Should you cough up extra cash for a better seat in coach? That depends on how tall you are, how long the flight lasts—and how badly you covet a speedy exit. Click on the image above to pop up our guide to mini-upgrades.
BUDGET TRAVEL TIPS
Upgrade Secrets from the Experts!
C'mon. You know you want one. You've seen other folks ushered into first class, given the key to a hotel suite that's a lot bigger than the one they paid for, or peel out of the rental lot in a way hotter car than the one they can afford. What's their secret? Read on to learn how our top travel experts get upgraded.
I have a long, transcontinental flight coming up. I dread being cramped in a coach seat, but I can't afford first class. What are my chances of getting bumped up for free?

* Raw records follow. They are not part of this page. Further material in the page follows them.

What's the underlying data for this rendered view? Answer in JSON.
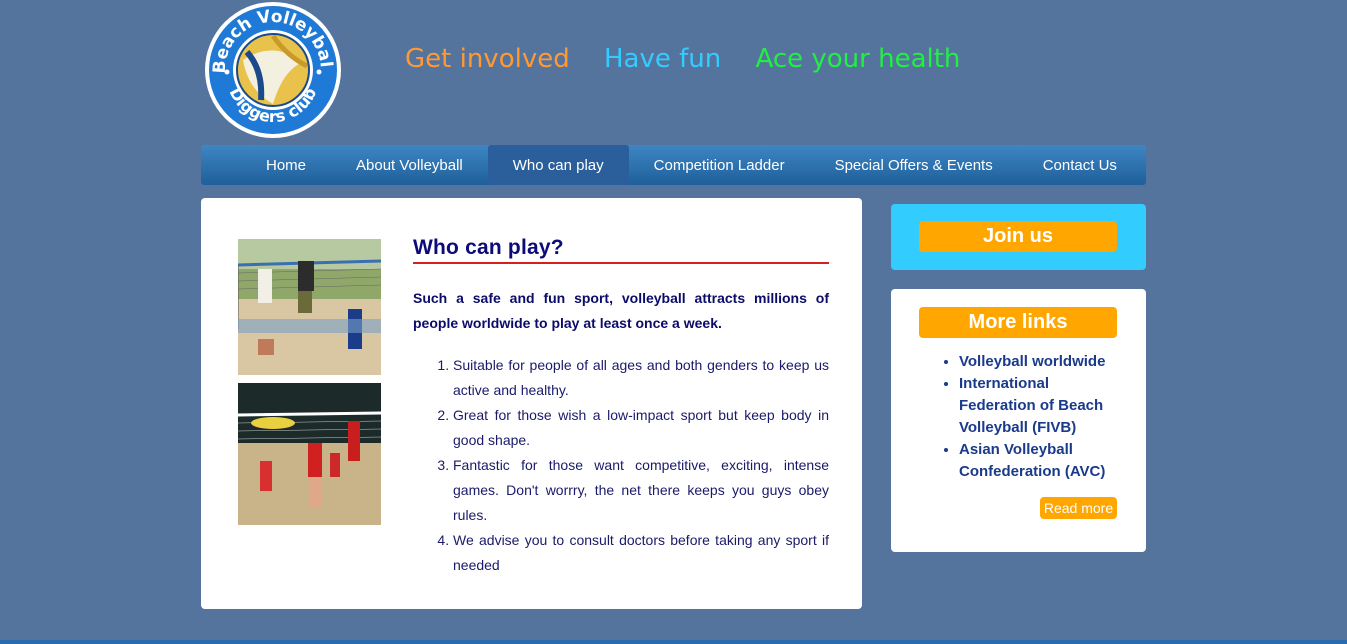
{
  "logo": {
    "text_top": "Beach Volleyball",
    "text_bottom": "Diggers club"
  },
  "taglines": [
    {
      "text": "Get involved",
      "color": "#ff9933"
    },
    {
      "text": "Have fun",
      "color": "#33ccff"
    },
    {
      "text": "Ace your health",
      "color": "#22ee44"
    }
  ],
  "nav": {
    "items": [
      {
        "label": "Home"
      },
      {
        "label": "About Volleyball"
      },
      {
        "label": "Who can play",
        "active": true
      },
      {
        "label": "Competition Ladder"
      },
      {
        "label": "Special Offers & Events"
      },
      {
        "label": "Contact Us"
      }
    ]
  },
  "main": {
    "title": "Who can play?",
    "intro": "Such a safe and fun sport, volleyball attracts millions of people worldwide to play at least once a week.",
    "list": [
      "Suitable for people of all ages and both genders to keep us active and healthy.",
      "Great for those wish a low-impact sport but keep body in good shape.",
      "Fantastic for those want competitive, exciting, intense games. Don't worrry, the net there keeps you guys obey rules.",
      "We advise you to consult doctors before taking any sport if needed"
    ]
  },
  "sidebar": {
    "join_label": "Join us",
    "more_links_label": "More links",
    "links": [
      "Volleyball worldwide",
      "International Federation of Beach Volleyball (FIVB)",
      "Asian Volleyball Confederation (AVC)"
    ],
    "read_more_label": "Read more"
  },
  "colors": {
    "background": "#54749e",
    "accent_orange": "#ffa600",
    "accent_cyan": "#33ccff",
    "title_blue": "#0b0b7a"
  }
}
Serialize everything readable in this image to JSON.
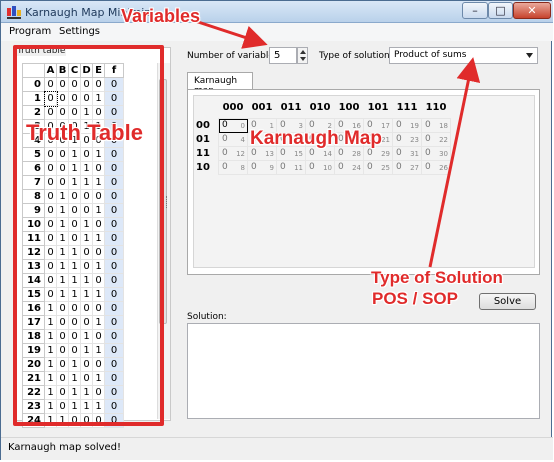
{
  "window": {
    "title": "Karnaugh Map Minimiz",
    "minimize_glyph": "–",
    "maximize_glyph": "□",
    "close_glyph": "✕"
  },
  "menu": [
    "Program",
    "Settings"
  ],
  "truth_table": {
    "label": "Truth table",
    "columns": [
      "A",
      "B",
      "C",
      "D",
      "E",
      "f"
    ],
    "rows": [
      {
        "i": "0",
        "bits": [
          "0",
          "0",
          "0",
          "0",
          "0"
        ],
        "f": "0"
      },
      {
        "i": "1",
        "bits": [
          "0",
          "0",
          "0",
          "0",
          "1"
        ],
        "f": "0"
      },
      {
        "i": "2",
        "bits": [
          "0",
          "0",
          "0",
          "1",
          "0"
        ],
        "f": "0"
      },
      {
        "i": "3",
        "bits": [
          "0",
          "0",
          "0",
          "1",
          "1"
        ],
        "f": "0"
      },
      {
        "i": "4",
        "bits": [
          "0",
          "0",
          "1",
          "0",
          "0"
        ],
        "f": "0"
      },
      {
        "i": "5",
        "bits": [
          "0",
          "0",
          "1",
          "0",
          "1"
        ],
        "f": "0"
      },
      {
        "i": "6",
        "bits": [
          "0",
          "0",
          "1",
          "1",
          "0"
        ],
        "f": "0"
      },
      {
        "i": "7",
        "bits": [
          "0",
          "0",
          "1",
          "1",
          "1"
        ],
        "f": "0"
      },
      {
        "i": "8",
        "bits": [
          "0",
          "1",
          "0",
          "0",
          "0"
        ],
        "f": "0"
      },
      {
        "i": "9",
        "bits": [
          "0",
          "1",
          "0",
          "0",
          "1"
        ],
        "f": "0"
      },
      {
        "i": "10",
        "bits": [
          "0",
          "1",
          "0",
          "1",
          "0"
        ],
        "f": "0"
      },
      {
        "i": "11",
        "bits": [
          "0",
          "1",
          "0",
          "1",
          "1"
        ],
        "f": "0"
      },
      {
        "i": "12",
        "bits": [
          "0",
          "1",
          "1",
          "0",
          "0"
        ],
        "f": "0"
      },
      {
        "i": "13",
        "bits": [
          "0",
          "1",
          "1",
          "0",
          "1"
        ],
        "f": "0"
      },
      {
        "i": "14",
        "bits": [
          "0",
          "1",
          "1",
          "1",
          "0"
        ],
        "f": "0"
      },
      {
        "i": "15",
        "bits": [
          "0",
          "1",
          "1",
          "1",
          "1"
        ],
        "f": "0"
      },
      {
        "i": "16",
        "bits": [
          "1",
          "0",
          "0",
          "0",
          "0"
        ],
        "f": "0"
      },
      {
        "i": "17",
        "bits": [
          "1",
          "0",
          "0",
          "0",
          "1"
        ],
        "f": "0"
      },
      {
        "i": "18",
        "bits": [
          "1",
          "0",
          "0",
          "1",
          "0"
        ],
        "f": "0"
      },
      {
        "i": "19",
        "bits": [
          "1",
          "0",
          "0",
          "1",
          "1"
        ],
        "f": "0"
      },
      {
        "i": "20",
        "bits": [
          "1",
          "0",
          "1",
          "0",
          "0"
        ],
        "f": "0"
      },
      {
        "i": "21",
        "bits": [
          "1",
          "0",
          "1",
          "0",
          "1"
        ],
        "f": "0"
      },
      {
        "i": "22",
        "bits": [
          "1",
          "0",
          "1",
          "1",
          "0"
        ],
        "f": "0"
      },
      {
        "i": "23",
        "bits": [
          "1",
          "0",
          "1",
          "1",
          "1"
        ],
        "f": "0"
      },
      {
        "i": "24",
        "bits": [
          "1",
          "1",
          "0",
          "0",
          "0"
        ],
        "f": "0"
      }
    ]
  },
  "controls": {
    "num_vars_label": "Number of variables:",
    "num_vars_value": "5",
    "solution_type_label": "Type of solution:",
    "solution_type_value": "Product of sums",
    "tab_label": "Karnaugh map",
    "solve_label": "Solve",
    "solution_label": "Solution:"
  },
  "kmap": {
    "col_headers": [
      "000",
      "001",
      "011",
      "010",
      "100",
      "101",
      "111",
      "110"
    ],
    "rows": [
      {
        "label": "00",
        "cells": [
          {
            "v": "0",
            "i": "0"
          },
          {
            "v": "0",
            "i": "1"
          },
          {
            "v": "0",
            "i": "3"
          },
          {
            "v": "0",
            "i": "2"
          },
          {
            "v": "0",
            "i": "16"
          },
          {
            "v": "0",
            "i": "17"
          },
          {
            "v": "0",
            "i": "19"
          },
          {
            "v": "0",
            "i": "18"
          }
        ]
      },
      {
        "label": "01",
        "cells": [
          {
            "v": "0",
            "i": "4"
          },
          {
            "v": "0",
            "i": "5"
          },
          {
            "v": "0",
            "i": "7"
          },
          {
            "v": "0",
            "i": "6"
          },
          {
            "v": "0",
            "i": "20"
          },
          {
            "v": "0",
            "i": "21"
          },
          {
            "v": "0",
            "i": "23"
          },
          {
            "v": "0",
            "i": "22"
          }
        ]
      },
      {
        "label": "11",
        "cells": [
          {
            "v": "0",
            "i": "12"
          },
          {
            "v": "0",
            "i": "13"
          },
          {
            "v": "0",
            "i": "15"
          },
          {
            "v": "0",
            "i": "14"
          },
          {
            "v": "0",
            "i": "28"
          },
          {
            "v": "0",
            "i": "29"
          },
          {
            "v": "0",
            "i": "31"
          },
          {
            "v": "0",
            "i": "30"
          }
        ]
      },
      {
        "label": "10",
        "cells": [
          {
            "v": "0",
            "i": "8"
          },
          {
            "v": "0",
            "i": "9"
          },
          {
            "v": "0",
            "i": "11"
          },
          {
            "v": "0",
            "i": "10"
          },
          {
            "v": "0",
            "i": "24"
          },
          {
            "v": "0",
            "i": "25"
          },
          {
            "v": "0",
            "i": "27"
          },
          {
            "v": "0",
            "i": "26"
          }
        ]
      }
    ]
  },
  "annotations": {
    "variables": "Variables",
    "truth_table": "Truth Table",
    "karnaugh_map": "Karnaugh Map",
    "type_of_solution_line1": "Type of Solution",
    "type_of_solution_line2": "POS / SOP",
    "color": "#e02b2b"
  },
  "status": "Karnaugh map solved!"
}
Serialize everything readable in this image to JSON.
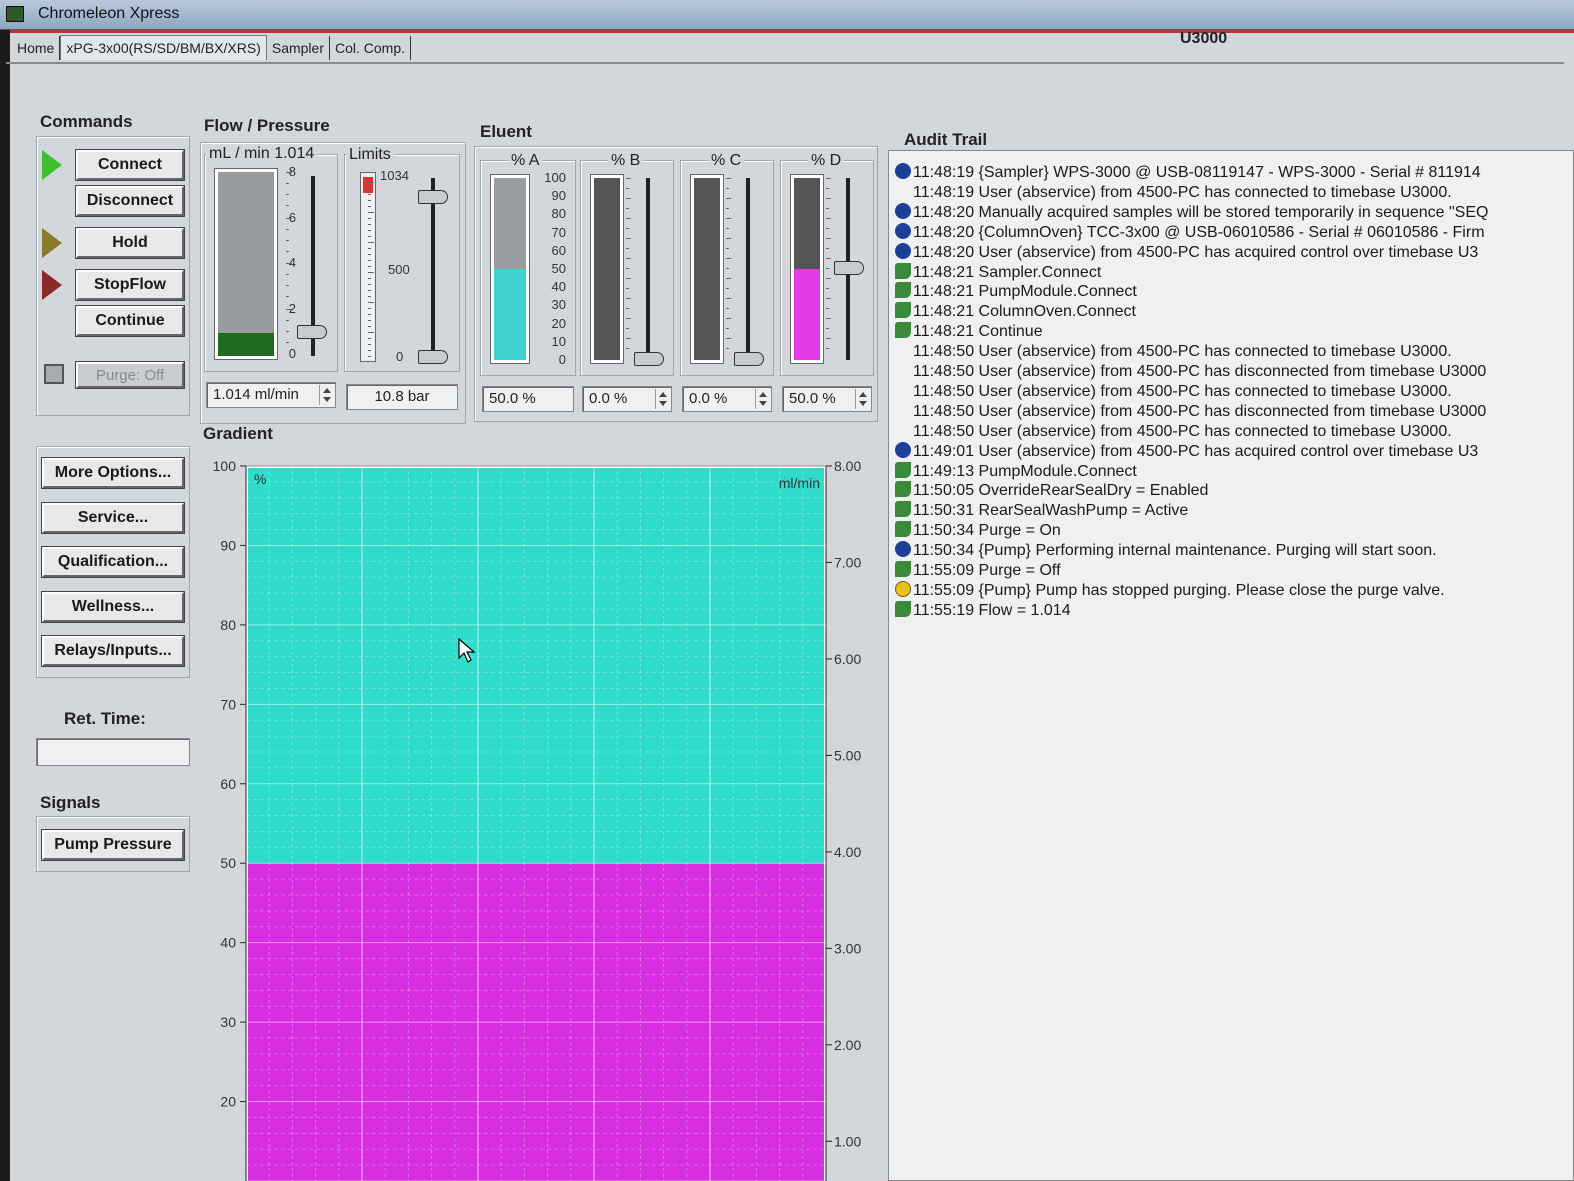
{
  "window": {
    "app_title": "Chromeleon Xpress",
    "device_title": "U3000"
  },
  "tabs": [
    "Home",
    "xPG-3x00(RS/SD/BM/BX/XRS)",
    "Sampler",
    "Col. Comp."
  ],
  "commands": {
    "title": "Commands",
    "connect": "Connect",
    "disconnect": "Disconnect",
    "hold": "Hold",
    "stopflow": "StopFlow",
    "continue": "Continue",
    "purge": "Purge: Off"
  },
  "options": {
    "more": "More Options...",
    "service": "Service...",
    "qualification": "Qualification...",
    "wellness": "Wellness...",
    "relays": "Relays/Inputs..."
  },
  "ret_time": {
    "label": "Ret. Time:",
    "value": ""
  },
  "signals": {
    "title": "Signals",
    "pump_pressure": "Pump Pressure"
  },
  "flow": {
    "title": "Flow / Pressure",
    "flow_legend": "mL / min 1.014",
    "flow_ticks": [
      "8",
      "6",
      "4",
      "2",
      "0"
    ],
    "flow_value": "1.014 ml/min",
    "flow_fraction": 0.127,
    "limits_legend": "Limits",
    "limits_ticks": [
      "1034",
      "500",
      "0"
    ],
    "pressure_value": "10.8 bar"
  },
  "eluent": {
    "title": "Eluent",
    "ticks": [
      "100",
      "90",
      "80",
      "70",
      "60",
      "50",
      "40",
      "30",
      "20",
      "10",
      "0"
    ],
    "channels": [
      {
        "label": "% A",
        "value": "50.0 %",
        "percent": 50,
        "color": "#3fd3cf"
      },
      {
        "label": "% B",
        "value": "0.0 %",
        "percent": 0,
        "color": "#3fd3cf"
      },
      {
        "label": "% C",
        "value": "0.0 %",
        "percent": 0,
        "color": "#3fd3cf"
      },
      {
        "label": "% D",
        "value": "50.0 %",
        "percent": 50,
        "color": "#e23be6"
      }
    ]
  },
  "gradient": {
    "title": "Gradient",
    "left_unit": "%",
    "right_unit": "ml/min",
    "left_ticks": [
      "100",
      "90",
      "80",
      "70",
      "60",
      "50",
      "40",
      "30",
      "20"
    ],
    "right_ticks": [
      "8.00",
      "7.00",
      "6.00",
      "5.00",
      "4.00",
      "3.00",
      "2.00",
      "1.00"
    ],
    "a_color": "#2fdccc",
    "d_color": "#d62ee0"
  },
  "chart_data": {
    "type": "area",
    "title": "Gradient",
    "ylabel": "%",
    "y2label": "ml/min",
    "ylim": [
      10,
      100
    ],
    "y2lim": [
      1.0,
      8.0
    ],
    "series": [
      {
        "name": "% A",
        "values": [
          50,
          50
        ],
        "color": "#2fdccc"
      },
      {
        "name": "% D",
        "values": [
          50,
          50
        ],
        "color": "#d62ee0"
      }
    ],
    "grid": true
  },
  "audit": {
    "title": "Audit Trail",
    "rows": [
      {
        "icon": "info",
        "text": "11:48:19 {Sampler} WPS-3000 @ USB-08119147 - WPS-3000 - Serial # 811914"
      },
      {
        "icon": "none",
        "text": "11:48:19 User  (abservice) from 4500-PC has connected to timebase U3000."
      },
      {
        "icon": "info",
        "text": "11:48:20 Manually acquired samples will be stored temporarily in sequence \"SEQ"
      },
      {
        "icon": "info",
        "text": "11:48:20 {ColumnOven} TCC-3x00 @ USB-06010586 - Serial # 06010586 - Firm"
      },
      {
        "icon": "info",
        "text": "11:48:20 User  (abservice) from 4500-PC has acquired control over timebase U3"
      },
      {
        "icon": "cmd",
        "text": "11:48:21 Sampler.Connect"
      },
      {
        "icon": "cmd",
        "text": "11:48:21 PumpModule.Connect"
      },
      {
        "icon": "cmd",
        "text": "11:48:21 ColumnOven.Connect"
      },
      {
        "icon": "cmd",
        "text": "11:48:21 Continue"
      },
      {
        "icon": "none",
        "text": "11:48:50 User  (abservice) from 4500-PC has connected to timebase U3000."
      },
      {
        "icon": "none",
        "text": "11:48:50 User  (abservice) from 4500-PC has disconnected from timebase U3000"
      },
      {
        "icon": "none",
        "text": "11:48:50 User  (abservice) from 4500-PC has connected to timebase U3000."
      },
      {
        "icon": "none",
        "text": "11:48:50 User  (abservice) from 4500-PC has disconnected from timebase U3000"
      },
      {
        "icon": "none",
        "text": "11:48:50 User  (abservice) from 4500-PC has connected to timebase U3000."
      },
      {
        "icon": "info",
        "text": "11:49:01 User  (abservice) from 4500-PC has acquired control over timebase U3"
      },
      {
        "icon": "cmd",
        "text": "11:49:13 PumpModule.Connect"
      },
      {
        "icon": "cmd",
        "text": "11:50:05 OverrideRearSealDry = Enabled"
      },
      {
        "icon": "cmd",
        "text": "11:50:31 RearSealWashPump = Active"
      },
      {
        "icon": "cmd",
        "text": "11:50:34 Purge = On"
      },
      {
        "icon": "info",
        "text": "11:50:34 {Pump} Performing internal maintenance. Purging will start soon."
      },
      {
        "icon": "cmd",
        "text": "11:55:09 Purge = Off"
      },
      {
        "icon": "warn",
        "text": "11:55:09 {Pump} Pump has stopped purging. Please close the purge valve."
      },
      {
        "icon": "cmd",
        "text": "11:55:19 Flow = 1.014"
      }
    ]
  }
}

They're actually better now than ever. To cut costs, some U.S. airlines have been offering fewer flights in recent years, and coach can be overbooked. If a carrier bumps passengers, it's frequently required to provide either a substitute flight or a refund or both, per government regulations. The airline may not want to bump people if first-class seats are available.
So how do carriers select the lucky few who get ferried to first class? It's all about the miles. Computers track frequent-flier and program miles and upgrade passengers automatically, based on who has earned the most. About 95 percent of those in first class on domestic flights last year were upgraded or used frequent-flier miles (sometimes with an additional fee), according to Joel Widzer, author of The Penny Pincher's Passport to Luxury Travel. But you need a lot of miles to qualify: Delta requires you to fly at least 25,000 a year to qualify for its entry-level Silver Medallion level. On the other hand, you can sometimes find upgrade certificates for sale online, courtesy of frequent fliers who can't use them before their expiration date. For instance, some United/Continental vouchers on eBay start with bids as low as $1.
But even if you don't travel often, simply being a member of the airline's frequent-flier program helps your chances. It indicates some level of brand loyalty. Having an airline-sponsored credit card in your name helps, too, though those may come with hefty annual fees.
Does dressing up so that you look like you'd belong in first class improve your chances of getting upgraded?
Looking polished helps, but not as much as it once did. There's one outfit that seems to work better than even the finest couture: a military uniform. In the past few years, it's not unusual to see a first-class passenger give up his or her seat for military personnel.
Any other tips for flights?
Remember that gate agents deal with a lot of demanding, obnoxious passengers, and offering a few kind words and a smile goes a long way. John E. DiScala, founder of travel-advice site johnnyjet.com, reveals that chocolate helps him get upgraded-or at least moved to a better coach seat-about half the time. DiScala says he brings one-pound chocolate bars for the gate agents and flight crew, who have discretion on seating after the cabin door closes.
Some people swear by the sob- or celebration-story strategy. Personally, I wouldn't go this route unless you really are a newlywed, on your way to a funeral, etc. Karma, you know.
Showing up late might work, but it's risky. A man sitting next to me once in business class on Air New Zealand was huffing and puffing-he confessed to being intentionally late for every international flight, because then they rush you on the plane and into any available seat. Of course, the downside is you'll be turned away if the flight is already full.
One big upgrade advantage is flying solo. Airlines try to put families together, and they may need your coach seat to do that. Chances are there's only one empty seat in first or business class.
Finally, before you book the flight, you may want to consider trading in your frequent-flier miles for an upgrade, though the numbers may be steep: On Delta, it takes 10,000 miles for an upgrade on domestic round-trip tickets and 30,000 miles for flights from the U.S. to Europe-but that's not applicable on certain discount fares. That said, there are more opportunities now than ever to earn frequent-flier miles, not only by traveling but also through credit cards, hotel stays, car rentals, and online shopping sites. "When you consider that one can earn three points per $1 spent on a credit
card, 10,000 miles seems less daunting," Widzer points out.
A friend of mine ended up getting upgraded to a suite at a hotel in Vegas. She's not a high roller, so how did she land that freebie?
Just as with airlines, brand loyalty really helps. If you're visiting a chain hotel, sign up for its frequent-traveler program.
Also, according to Widzer, you're more likely to get upgraded if you book directly with the property, on the hotel's website or by phone, rather than with a third party, such as hotels.com. "Booking direct is by far the biggest thing you can do to get an upgrade," Widzer advises. If you see a lower price online, call the hotel and ask them to match it.
Unlike with the airlines, however, you are most likely to get a hotel upgrade if you travel during a low-occupancy time, such as weekends at business-oriented hotels. When vacant suites are available, the hotel may bump you up, hoping to impress you and gain future business. You also may have better luck at a new property that's angling to create good word of mouth.